As a contact sport, women’s roller derby has been around since the 1930s. At one point it was an over-the-top, ultra-violent carnival act. And by the turn of the century, it was all but a memory, having been supplanted by professional wrestling as the country’s preferred “sports entertainment.” Over the past 20 years, derby — significantly less theatrical and more competition-minded — has enjoyed a major revival.
Today, there are more than 1,200 amateur leagues around the world. Deadly Rival engages in monthly bouts (known as “jams”) with teams from other states. On Aug. 5, they’ll split into two teams and play an intra-league game.
St. Pete is a preferred destination, and here’s why: Nearly all roller derby jams — women’s, men’s and intra-sex — are played on flat oval tracks. Thanks to Murder Ride, Deadly Rival has one of only nine banked (raised and sloped) tracks in the United States.
“The sound of the athletes rolling on the track alone creates excitement,” Murder enthuses. “It's also a much more difficult game to play, because we have to learn to skate on an elevated incline and stay controlled to hit one another without tripping — tripping is considered a penalty.
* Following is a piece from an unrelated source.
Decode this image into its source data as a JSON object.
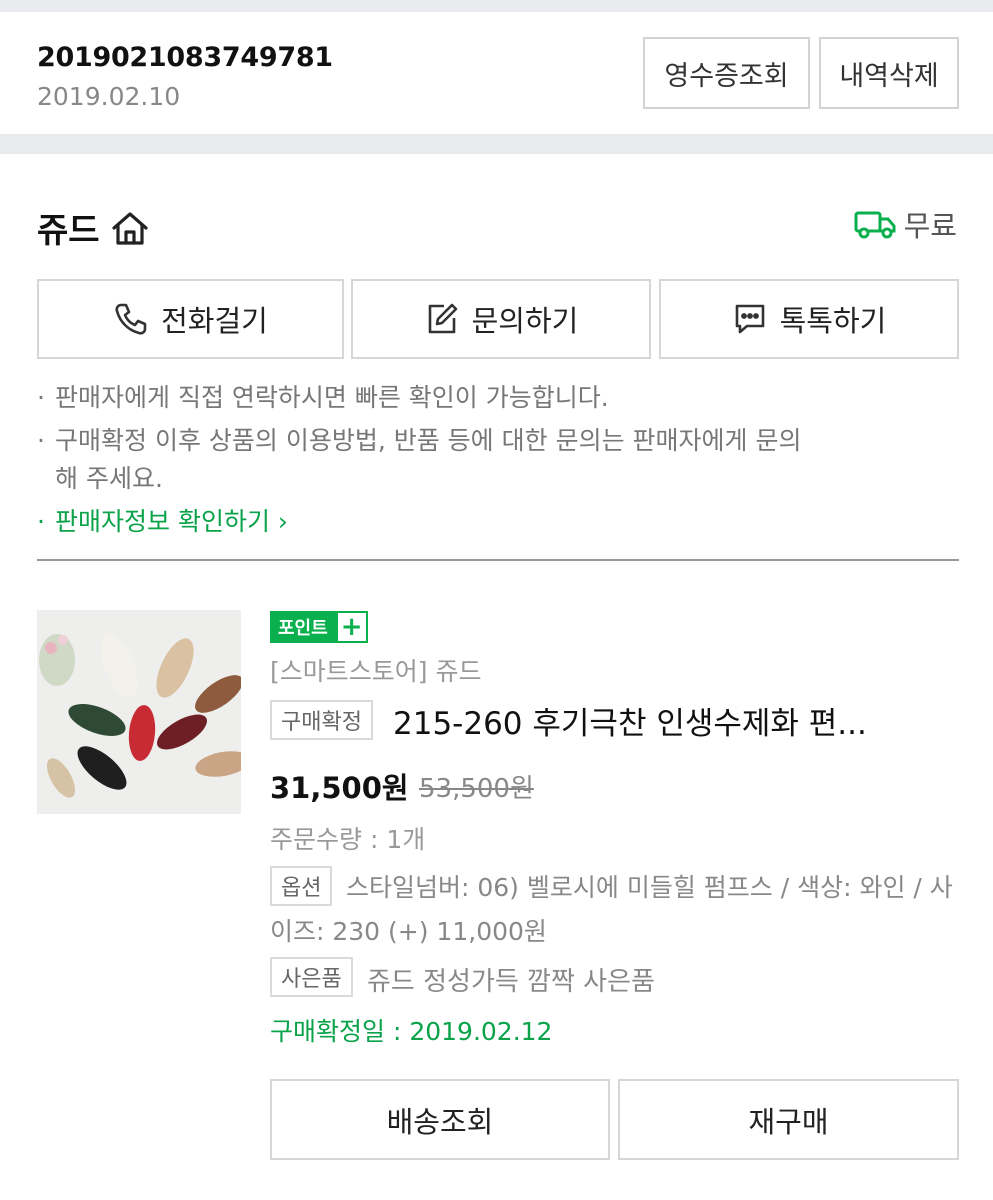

We also have to learn to slow down at higher speeds more quickly.”
Murder paid for the Kitten Traxx-crafted track herself. Deadly Rival’s bills — including rent for the Slayground, inside an industrial warehouse in St. Pete’s Lealman district — are paid through players’ monthly dues, tickets sales, sponsorships and fundraising events.
The ladies pay for their own skates, helmets, gloves and padding.
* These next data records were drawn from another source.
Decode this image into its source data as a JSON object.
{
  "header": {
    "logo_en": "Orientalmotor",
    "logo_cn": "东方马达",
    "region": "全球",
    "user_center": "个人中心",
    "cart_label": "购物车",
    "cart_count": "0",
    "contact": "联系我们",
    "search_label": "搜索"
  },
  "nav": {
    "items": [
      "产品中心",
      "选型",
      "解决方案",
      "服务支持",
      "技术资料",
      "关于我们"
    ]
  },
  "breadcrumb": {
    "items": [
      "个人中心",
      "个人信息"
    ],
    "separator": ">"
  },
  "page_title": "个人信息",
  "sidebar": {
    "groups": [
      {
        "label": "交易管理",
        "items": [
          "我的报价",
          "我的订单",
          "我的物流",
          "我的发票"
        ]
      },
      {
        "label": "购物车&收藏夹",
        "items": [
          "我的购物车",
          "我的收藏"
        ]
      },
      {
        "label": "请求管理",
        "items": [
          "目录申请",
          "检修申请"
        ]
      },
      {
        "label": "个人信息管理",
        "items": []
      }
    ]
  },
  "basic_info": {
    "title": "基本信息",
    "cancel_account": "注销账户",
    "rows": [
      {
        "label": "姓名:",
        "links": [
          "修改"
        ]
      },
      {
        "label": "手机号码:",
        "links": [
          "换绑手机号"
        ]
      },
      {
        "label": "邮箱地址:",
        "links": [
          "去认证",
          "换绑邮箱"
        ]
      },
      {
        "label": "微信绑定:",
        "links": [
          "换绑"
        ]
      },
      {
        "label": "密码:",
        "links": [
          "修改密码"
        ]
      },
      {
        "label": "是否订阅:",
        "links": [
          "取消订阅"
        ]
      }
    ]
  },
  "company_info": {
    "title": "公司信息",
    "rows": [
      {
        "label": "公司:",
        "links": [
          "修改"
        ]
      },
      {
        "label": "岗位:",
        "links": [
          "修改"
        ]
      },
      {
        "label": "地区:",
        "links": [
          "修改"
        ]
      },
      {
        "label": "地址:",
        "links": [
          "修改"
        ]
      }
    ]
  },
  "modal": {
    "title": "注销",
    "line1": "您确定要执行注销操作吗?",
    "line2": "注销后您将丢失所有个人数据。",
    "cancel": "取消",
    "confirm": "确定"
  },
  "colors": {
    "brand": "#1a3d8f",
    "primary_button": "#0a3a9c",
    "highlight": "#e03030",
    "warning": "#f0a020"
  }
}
Murder Ride has created a family, a tribe, a sisterhood. And, in some sense, an Island of Misfit Toys. “You always hear ‘roller derby’s empowering to women, blah blah blah’ — I think that’s bullshit, honestly,” she says. “It actually breaks you down. You’re falling in front of people you don’t know. You need to be pretty humble — you’re training for something that’s really hard — and you need to suck it up. You have to learn how to find confidence where you’ve never had it, and it helps you develop in every aspect of your life.”
For 18-year-old rookie Taylor Kimberly, who joined the team last September, Deadly Rival has been a godsend.
“I moved from Michigan down to St. Pete, and I didn’t know anybody,” she explains. “So I looked online to see if there were any groups that I could join. Just to get a little bit more social. And I found the Slayground. And I found my girls!”
Incredibly, Kimberly had never been on roller skates. But Murder and the others taught her, and they taught her the rules of the game, and now she’s one of the team’s most promising newcomers.
As was the custom, she chose her own skater name, Wolfenit. Everybody calls her Wolfie.
“This is all about energy, not aggression,” Wolfie says. “We don’t want to hurt each other, because we’re a family, and we all love each other. But it’s all in good fun. We’re a family that hits each other.”
St. Pete native Bill DeYoung is the author of Skyway: The True Story of Tampa Bay’s Signature Bridge and the Man Who Brought it Down and the forthcoming Phil Gernhard, Record Man. Learn more here.